- ACTIVITY
Would you return the records below character for character, without any images?

==== EXERCISE INPUTS ====

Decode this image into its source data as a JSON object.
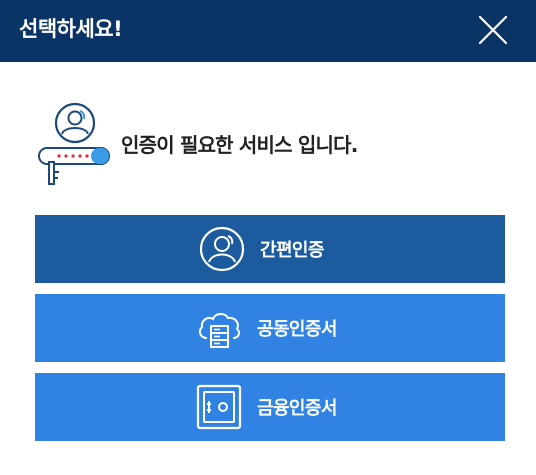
{
  "dialog": {
    "title": "선택하세요!",
    "close_icon": "close-icon"
  },
  "notice": {
    "icon": "user-key-icon",
    "text": "인증이 필요한 서비스 입니다."
  },
  "options": [
    {
      "label": "간편인증",
      "icon": "user-circle-icon",
      "color": "#1c5b9d"
    },
    {
      "label": "공동인증서",
      "icon": "cloud-server-icon",
      "color": "#3183e3"
    },
    {
      "label": "금융인증서",
      "icon": "safe-icon",
      "color": "#3183e3"
    }
  ],
  "colors": {
    "header": "#0b3466",
    "accent_dark": "#1c5b9d",
    "accent": "#3183e3",
    "notice_icon_outline": "#1b4a7a",
    "notice_icon_key": "#d92b3a"
  }
}
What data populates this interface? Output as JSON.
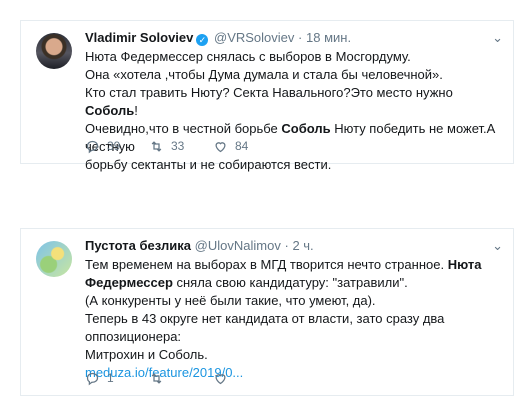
{
  "tweet1": {
    "name": "Vladimir Soloviev",
    "handle": "@VRSoloviev",
    "separator": "·",
    "time": "18 мин.",
    "lines": [
      "Нюта Федермессер снялась с выборов в Мосгордуму.",
      "Она «хотела ,чтобы Дума думала и стала бы человечной».",
      "Кто стал травить Нюту? Секта Навального?Это место нужно ",
      "Соболь",
      "!",
      "Очевидно,что в честной борьбе ",
      "Соболь",
      " Нюту победить не может.А честную",
      "борьбу сектанты и не собираются вести."
    ],
    "replies": "39",
    "retweets": "33",
    "likes": "84"
  },
  "tweet2": {
    "name": "Пустота безлика",
    "handle": "@UlovNalimov",
    "separator": "·",
    "time": "2 ч.",
    "lines": [
      "Тем временем на выборах в МГД творится нечто странное. ",
      "Нюта",
      "Федермессер",
      " сняла свою кандидатуру: \"затравили\".",
      "(А конкуренты у неё были такие, что умеют, да).",
      "Теперь в 43 округе нет кандидата от власти, зато сразу два оппозиционера:",
      "Митрохин и Соболь."
    ],
    "link": "meduza.io/feature/2019/0...",
    "replies": "1",
    "retweets": "",
    "likes": ""
  },
  "icons": {
    "reply": "reply-icon",
    "retweet": "retweet-icon",
    "like": "heart-icon",
    "verified": "verified-icon",
    "caret": "chevron-down-icon"
  },
  "colors": {
    "accent": "#1da1f2",
    "link": "#1b95e0",
    "muted": "#657786"
  }
}
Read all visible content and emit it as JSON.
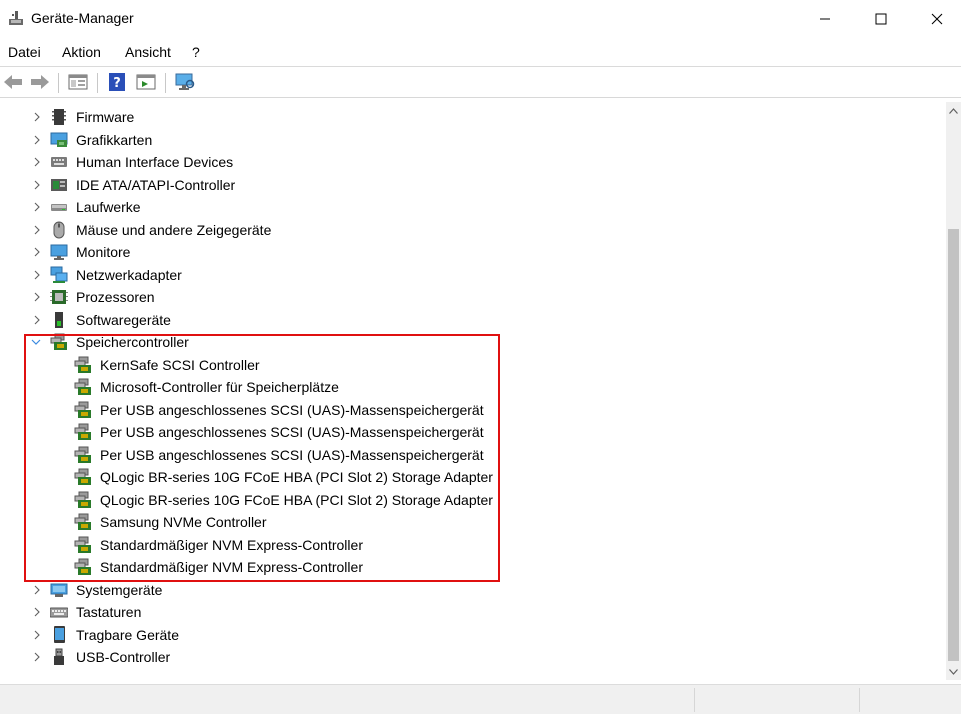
{
  "window": {
    "title": "Geräte-Manager"
  },
  "menu": {
    "items": [
      "Datei",
      "Aktion",
      "Ansicht",
      "?"
    ]
  },
  "toolbar": {
    "buttons": [
      "back-arrow",
      "forward-arrow",
      "properties",
      "help",
      "update-driver",
      "scan-hardware"
    ]
  },
  "tree": {
    "categories_top": [
      {
        "label": "Firmware",
        "icon": "firmware-icon"
      },
      {
        "label": "Grafikkarten",
        "icon": "display-adapter-icon"
      },
      {
        "label": "Human Interface Devices",
        "icon": "hid-icon"
      },
      {
        "label": "IDE ATA/ATAPI-Controller",
        "icon": "ide-controller-icon"
      },
      {
        "label": "Laufwerke",
        "icon": "disk-drive-icon"
      },
      {
        "label": "Mäuse und andere Zeigegeräte",
        "icon": "mouse-icon"
      },
      {
        "label": "Monitore",
        "icon": "monitor-icon"
      },
      {
        "label": "Netzwerkadapter",
        "icon": "network-adapter-icon"
      },
      {
        "label": "Prozessoren",
        "icon": "processor-icon"
      },
      {
        "label": "Softwaregeräte",
        "icon": "software-device-icon"
      }
    ],
    "expanded": {
      "label": "Speichercontroller",
      "icon": "storage-controller-icon",
      "children": [
        "KernSafe SCSI Controller",
        "Microsoft-Controller für Speicherplätze",
        "Per USB angeschlossenes SCSI (UAS)-Massenspeichergerät",
        "Per USB angeschlossenes SCSI (UAS)-Massenspeichergerät",
        "Per USB angeschlossenes SCSI (UAS)-Massenspeichergerät",
        "QLogic BR-series 10G FCoE HBA (PCI Slot 2) Storage Adapter",
        "QLogic BR-series 10G FCoE HBA (PCI Slot 2) Storage Adapter",
        "Samsung NVMe Controller",
        "Standardmäßiger NVM Express-Controller",
        "Standardmäßiger NVM Express-Controller"
      ]
    },
    "categories_bottom": [
      {
        "label": "Systemgeräte",
        "icon": "system-device-icon"
      },
      {
        "label": "Tastaturen",
        "icon": "keyboard-icon"
      },
      {
        "label": "Tragbare Geräte",
        "icon": "portable-device-icon"
      },
      {
        "label": "USB-Controller",
        "icon": "usb-controller-icon"
      }
    ]
  },
  "colors": {
    "highlight": "#e01010",
    "selection": "#cce8ff"
  }
}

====

- EXERCISE OUTPUT
Decode this image into its source data as a JSON object.
{
  "dialog": {
    "title": "선택하세요!",
    "close_icon": "close-icon"
  },
  "notice": {
    "icon": "user-key-icon",
    "text": "인증이 필요한 서비스 입니다."
  },
  "options": [
    {
      "label": "간편인증",
      "icon": "user-circle-icon",
      "color": "#1c5b9d"
    },
    {
      "label": "공동인증서",
      "icon": "cloud-server-icon",
      "color": "#3183e3"
    },
    {
      "label": "금융인증서",
      "icon": "safe-icon",
      "color": "#3183e3"
    }
  ],
  "colors": {
    "header": "#0b3466",
    "accent_dark": "#1c5b9d",
    "accent": "#3183e3",
    "notice_icon_outline": "#1b4a7a",
    "notice_icon_key": "#d92b3a"
  }
}
What data populates this interface? Output as JSON.
{
  "tweet1": {
    "name": "Vladimir Soloviev",
    "handle": "@VRSoloviev",
    "separator": "·",
    "time": "18 мин.",
    "lines": [
      "Нюта Федермессер снялась с выборов в Мосгордуму.",
      "Она «хотела ,чтобы Дума думала и стала бы человечной».",
      "Кто стал травить Нюту? Секта Навального?Это место нужно ",
      "Соболь",
      "!",
      "Очевидно,что в честной борьбе ",
      "Соболь",
      " Нюту победить не может.А честную",
      "борьбу сектанты и не собираются вести."
    ],
    "replies": "39",
    "retweets": "33",
    "likes": "84"
  },
  "tweet2": {
    "name": "Пустота безлика",
    "handle": "@UlovNalimov",
    "separator": "·",
    "time": "2 ч.",
    "lines": [
      "Тем временем на выборах в МГД творится нечто странное. ",
      "Нюта",
      "Федермессер",
      " сняла свою кандидатуру: \"затравили\".",
      "(А конкуренты у неё были такие, что умеют, да).",
      "Теперь в 43 округе нет кандидата от власти, зато сразу два оппозиционера:",
      "Митрохин и Соболь."
    ],
    "link": "meduza.io/feature/2019/0...",
    "replies": "1",
    "retweets": "",
    "likes": ""
  },
  "icons": {
    "reply": "reply-icon",
    "retweet": "retweet-icon",
    "like": "heart-icon",
    "verified": "verified-icon",
    "caret": "chevron-down-icon"
  },
  "colors": {
    "accent": "#1da1f2",
    "link": "#1b95e0",
    "muted": "#657786"
  }
}
Read all visible content and emit it as JSON.
{
  "window": {
    "title": "Geräte-Manager"
  },
  "menu": {
    "items": [
      "Datei",
      "Aktion",
      "Ansicht",
      "?"
    ]
  },
  "toolbar": {
    "buttons": [
      "back-arrow",
      "forward-arrow",
      "properties",
      "help",
      "update-driver",
      "scan-hardware"
    ]
  },
  "tree": {
    "categories_top": [
      {
        "label": "Firmware",
        "icon": "firmware-icon"
      },
      {
        "label": "Grafikkarten",
        "icon": "display-adapter-icon"
      },
      {
        "label": "Human Interface Devices",
        "icon": "hid-icon"
      },
      {
        "label": "IDE ATA/ATAPI-Controller",
        "icon": "ide-controller-icon"
      },
      {
        "label": "Laufwerke",
        "icon": "disk-drive-icon"
      },
      {
        "label": "Mäuse und andere Zeigegeräte",
        "icon": "mouse-icon"
      },
      {
        "label": "Monitore",
        "icon": "monitor-icon"
      },
      {
        "label": "Netzwerkadapter",
        "icon": "network-adapter-icon"
      },
      {
        "label": "Prozessoren",
        "icon": "processor-icon"
      },
      {
        "label": "Softwaregeräte",
        "icon": "software-device-icon"
      }
    ],
    "expanded": {
      "label": "Speichercontroller",
      "icon": "storage-controller-icon",
      "children": [
        "KernSafe SCSI Controller",
        "Microsoft-Controller für Speicherplätze",
        "Per USB angeschlossenes SCSI (UAS)-Massenspeichergerät",
        "Per USB angeschlossenes SCSI (UAS)-Massenspeichergerät",
        "Per USB angeschlossenes SCSI (UAS)-Massenspeichergerät",
        "QLogic BR-series 10G FCoE HBA (PCI Slot 2) Storage Adapter",
        "QLogic BR-series 10G FCoE HBA (PCI Slot 2) Storage Adapter",
        "Samsung NVMe Controller",
        "Standardmäßiger NVM Express-Controller",
        "Standardmäßiger NVM Express-Controller"
      ]
    },
    "categories_bottom": [
      {
        "label": "Systemgeräte",
        "icon": "system-device-icon"
      },
      {
        "label": "Tastaturen",
        "icon": "keyboard-icon"
      },
      {
        "label": "Tragbare Geräte",
        "icon": "portable-device-icon"
      },
      {
        "label": "USB-Controller",
        "icon": "usb-controller-icon"
      }
    ]
  },
  "colors": {
    "highlight": "#e01010",
    "selection": "#cce8ff"
  }
}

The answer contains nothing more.